Content starts

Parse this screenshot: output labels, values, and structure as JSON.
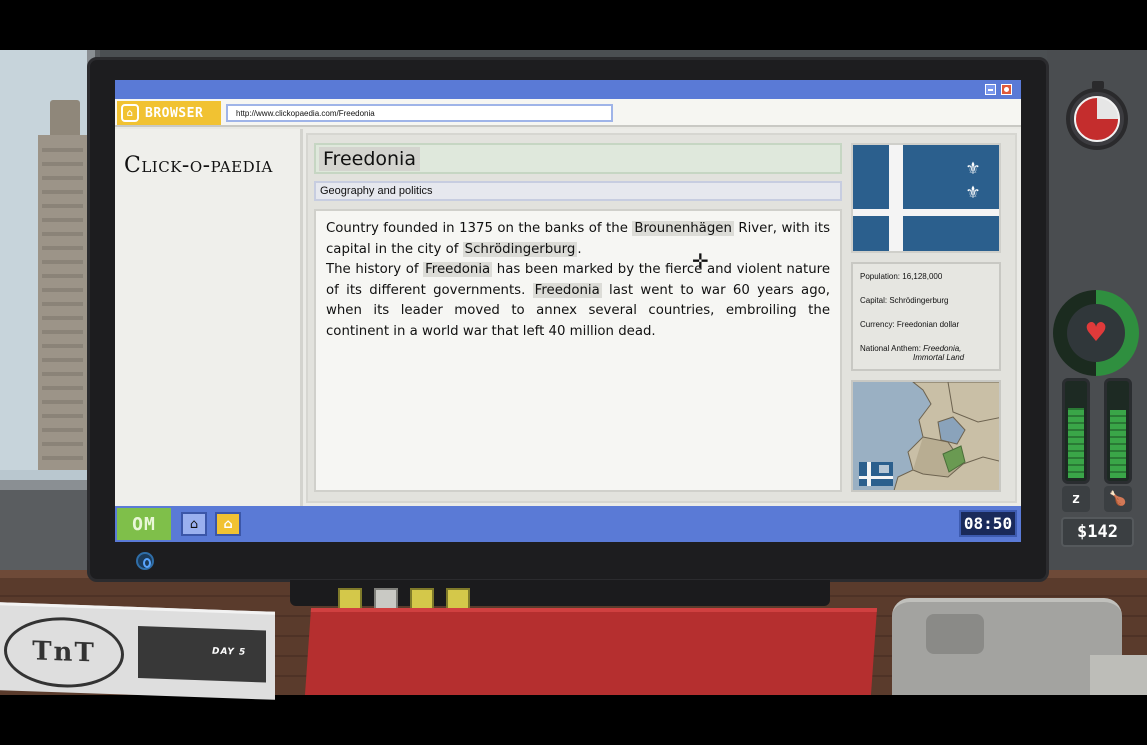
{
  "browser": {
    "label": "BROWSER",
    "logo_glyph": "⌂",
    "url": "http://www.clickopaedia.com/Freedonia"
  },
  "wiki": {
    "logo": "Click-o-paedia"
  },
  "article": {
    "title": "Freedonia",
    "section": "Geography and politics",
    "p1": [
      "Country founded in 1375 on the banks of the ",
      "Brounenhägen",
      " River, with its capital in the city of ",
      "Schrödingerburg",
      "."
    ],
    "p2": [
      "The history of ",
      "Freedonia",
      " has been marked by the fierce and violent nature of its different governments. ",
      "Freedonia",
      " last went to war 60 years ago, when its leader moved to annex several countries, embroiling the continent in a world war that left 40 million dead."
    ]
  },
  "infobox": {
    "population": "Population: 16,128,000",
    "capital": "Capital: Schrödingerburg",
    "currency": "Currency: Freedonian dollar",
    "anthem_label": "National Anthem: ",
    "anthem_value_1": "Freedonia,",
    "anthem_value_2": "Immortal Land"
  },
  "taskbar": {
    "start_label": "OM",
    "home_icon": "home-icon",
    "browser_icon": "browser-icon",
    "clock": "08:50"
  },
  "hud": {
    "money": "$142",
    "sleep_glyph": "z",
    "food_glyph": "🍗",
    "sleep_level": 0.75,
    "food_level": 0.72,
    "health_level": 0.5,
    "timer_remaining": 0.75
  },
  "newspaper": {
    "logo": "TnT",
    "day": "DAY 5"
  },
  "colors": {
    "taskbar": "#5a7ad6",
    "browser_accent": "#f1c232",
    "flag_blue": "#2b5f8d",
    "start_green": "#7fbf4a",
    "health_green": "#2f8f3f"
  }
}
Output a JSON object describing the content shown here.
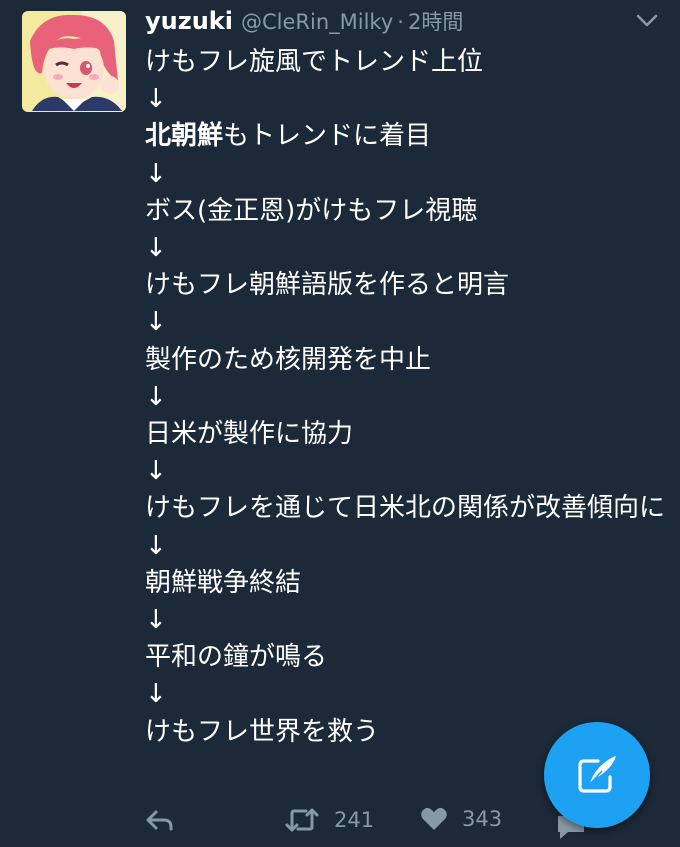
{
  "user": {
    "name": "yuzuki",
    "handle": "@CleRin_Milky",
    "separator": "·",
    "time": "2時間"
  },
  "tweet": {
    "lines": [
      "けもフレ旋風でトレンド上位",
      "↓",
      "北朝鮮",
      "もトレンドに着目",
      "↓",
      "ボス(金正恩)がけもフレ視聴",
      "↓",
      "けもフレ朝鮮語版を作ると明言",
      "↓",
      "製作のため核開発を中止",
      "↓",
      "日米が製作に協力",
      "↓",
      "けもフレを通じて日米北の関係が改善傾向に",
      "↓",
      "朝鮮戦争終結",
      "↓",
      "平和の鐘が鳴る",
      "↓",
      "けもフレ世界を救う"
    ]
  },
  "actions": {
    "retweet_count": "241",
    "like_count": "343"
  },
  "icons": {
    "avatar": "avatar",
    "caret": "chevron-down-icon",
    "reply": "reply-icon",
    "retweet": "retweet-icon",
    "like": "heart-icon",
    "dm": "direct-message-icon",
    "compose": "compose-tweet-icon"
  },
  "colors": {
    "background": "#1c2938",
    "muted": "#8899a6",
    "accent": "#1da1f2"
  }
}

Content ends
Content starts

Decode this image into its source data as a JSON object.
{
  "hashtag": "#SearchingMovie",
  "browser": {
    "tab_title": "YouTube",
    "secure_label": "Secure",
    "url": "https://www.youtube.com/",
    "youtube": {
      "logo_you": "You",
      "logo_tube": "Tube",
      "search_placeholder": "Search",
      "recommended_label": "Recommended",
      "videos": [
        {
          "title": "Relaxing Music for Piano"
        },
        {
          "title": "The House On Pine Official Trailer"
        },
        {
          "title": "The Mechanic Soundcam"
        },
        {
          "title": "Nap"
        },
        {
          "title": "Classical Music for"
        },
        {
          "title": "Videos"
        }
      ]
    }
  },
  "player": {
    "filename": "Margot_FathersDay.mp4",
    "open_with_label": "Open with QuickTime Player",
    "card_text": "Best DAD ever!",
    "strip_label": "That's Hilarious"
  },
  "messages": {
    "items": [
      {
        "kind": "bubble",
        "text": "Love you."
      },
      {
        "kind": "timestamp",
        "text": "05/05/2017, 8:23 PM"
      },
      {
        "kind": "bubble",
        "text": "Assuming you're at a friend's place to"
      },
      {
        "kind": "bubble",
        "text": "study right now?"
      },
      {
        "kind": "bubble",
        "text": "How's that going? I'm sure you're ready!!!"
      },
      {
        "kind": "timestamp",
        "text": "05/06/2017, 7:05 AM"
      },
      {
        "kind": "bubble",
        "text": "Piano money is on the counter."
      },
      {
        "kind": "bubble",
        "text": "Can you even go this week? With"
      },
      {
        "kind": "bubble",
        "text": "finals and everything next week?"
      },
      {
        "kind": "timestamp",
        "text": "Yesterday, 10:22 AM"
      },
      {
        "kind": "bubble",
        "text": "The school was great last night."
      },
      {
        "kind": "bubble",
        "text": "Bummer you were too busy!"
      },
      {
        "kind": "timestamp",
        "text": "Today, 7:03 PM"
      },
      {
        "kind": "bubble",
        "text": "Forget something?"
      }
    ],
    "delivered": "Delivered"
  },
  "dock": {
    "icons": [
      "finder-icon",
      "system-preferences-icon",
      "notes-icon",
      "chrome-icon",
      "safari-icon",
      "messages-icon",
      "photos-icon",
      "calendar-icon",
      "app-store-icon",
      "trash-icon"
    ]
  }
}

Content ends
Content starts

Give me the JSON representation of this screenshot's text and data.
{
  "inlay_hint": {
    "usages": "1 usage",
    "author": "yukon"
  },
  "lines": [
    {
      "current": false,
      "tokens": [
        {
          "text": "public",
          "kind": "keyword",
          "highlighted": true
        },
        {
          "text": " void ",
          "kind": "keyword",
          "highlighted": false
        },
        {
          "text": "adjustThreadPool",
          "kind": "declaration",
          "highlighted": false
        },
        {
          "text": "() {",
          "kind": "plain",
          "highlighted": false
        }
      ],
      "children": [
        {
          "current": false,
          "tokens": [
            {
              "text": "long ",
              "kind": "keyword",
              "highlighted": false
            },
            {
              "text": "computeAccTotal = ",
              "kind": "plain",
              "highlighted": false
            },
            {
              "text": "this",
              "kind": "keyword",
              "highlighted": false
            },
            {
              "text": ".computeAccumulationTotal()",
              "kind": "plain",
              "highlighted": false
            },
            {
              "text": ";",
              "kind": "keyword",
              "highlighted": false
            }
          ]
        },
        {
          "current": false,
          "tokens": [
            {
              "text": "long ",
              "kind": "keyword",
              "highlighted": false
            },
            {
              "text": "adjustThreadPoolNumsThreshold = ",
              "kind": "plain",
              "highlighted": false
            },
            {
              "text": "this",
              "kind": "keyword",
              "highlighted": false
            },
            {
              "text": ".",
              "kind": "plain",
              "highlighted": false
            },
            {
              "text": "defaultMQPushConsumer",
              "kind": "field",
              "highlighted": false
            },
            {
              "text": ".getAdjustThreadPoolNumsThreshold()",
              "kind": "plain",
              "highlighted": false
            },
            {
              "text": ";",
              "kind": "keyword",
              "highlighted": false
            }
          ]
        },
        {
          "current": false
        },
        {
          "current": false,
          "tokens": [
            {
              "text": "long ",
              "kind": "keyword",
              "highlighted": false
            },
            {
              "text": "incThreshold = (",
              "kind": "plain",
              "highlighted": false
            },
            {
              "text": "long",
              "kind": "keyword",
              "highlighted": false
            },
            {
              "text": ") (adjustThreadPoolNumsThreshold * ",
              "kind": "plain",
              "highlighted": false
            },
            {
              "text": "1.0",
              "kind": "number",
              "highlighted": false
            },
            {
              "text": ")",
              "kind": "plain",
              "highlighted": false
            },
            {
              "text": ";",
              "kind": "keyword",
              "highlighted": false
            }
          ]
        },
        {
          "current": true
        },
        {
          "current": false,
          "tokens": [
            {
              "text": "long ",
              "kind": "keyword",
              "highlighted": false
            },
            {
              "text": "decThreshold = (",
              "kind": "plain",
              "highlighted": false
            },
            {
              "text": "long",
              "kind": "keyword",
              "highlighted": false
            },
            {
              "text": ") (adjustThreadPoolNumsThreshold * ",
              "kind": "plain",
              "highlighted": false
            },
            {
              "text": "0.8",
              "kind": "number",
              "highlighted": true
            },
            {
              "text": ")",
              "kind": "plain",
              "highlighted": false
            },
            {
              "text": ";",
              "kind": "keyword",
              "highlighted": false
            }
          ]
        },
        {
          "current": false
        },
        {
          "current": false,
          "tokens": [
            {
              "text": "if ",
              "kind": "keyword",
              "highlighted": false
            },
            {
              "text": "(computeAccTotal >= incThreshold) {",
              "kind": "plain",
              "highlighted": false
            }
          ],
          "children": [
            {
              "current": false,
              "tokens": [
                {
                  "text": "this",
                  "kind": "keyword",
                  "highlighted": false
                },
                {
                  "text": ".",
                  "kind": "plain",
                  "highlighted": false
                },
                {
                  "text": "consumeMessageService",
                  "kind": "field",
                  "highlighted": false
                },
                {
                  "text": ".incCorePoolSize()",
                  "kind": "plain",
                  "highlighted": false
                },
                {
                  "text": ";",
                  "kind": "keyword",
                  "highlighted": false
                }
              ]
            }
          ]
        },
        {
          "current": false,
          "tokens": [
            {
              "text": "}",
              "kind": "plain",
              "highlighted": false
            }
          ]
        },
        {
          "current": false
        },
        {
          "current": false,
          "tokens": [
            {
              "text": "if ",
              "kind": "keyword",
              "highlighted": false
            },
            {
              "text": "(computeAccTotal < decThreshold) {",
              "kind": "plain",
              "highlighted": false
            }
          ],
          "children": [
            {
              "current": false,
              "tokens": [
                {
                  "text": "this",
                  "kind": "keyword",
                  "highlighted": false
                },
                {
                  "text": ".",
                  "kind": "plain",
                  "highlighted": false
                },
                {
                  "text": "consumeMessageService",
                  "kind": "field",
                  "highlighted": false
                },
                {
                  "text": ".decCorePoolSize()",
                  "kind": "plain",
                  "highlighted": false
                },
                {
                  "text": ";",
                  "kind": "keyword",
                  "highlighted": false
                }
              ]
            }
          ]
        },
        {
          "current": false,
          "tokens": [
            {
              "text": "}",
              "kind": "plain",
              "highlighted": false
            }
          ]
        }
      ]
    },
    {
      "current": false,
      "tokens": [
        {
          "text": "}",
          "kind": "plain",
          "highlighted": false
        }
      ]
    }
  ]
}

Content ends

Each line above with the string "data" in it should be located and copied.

Decode this image into its source data as a JSON object.
Give me the JSON representation of this screenshot's text and data.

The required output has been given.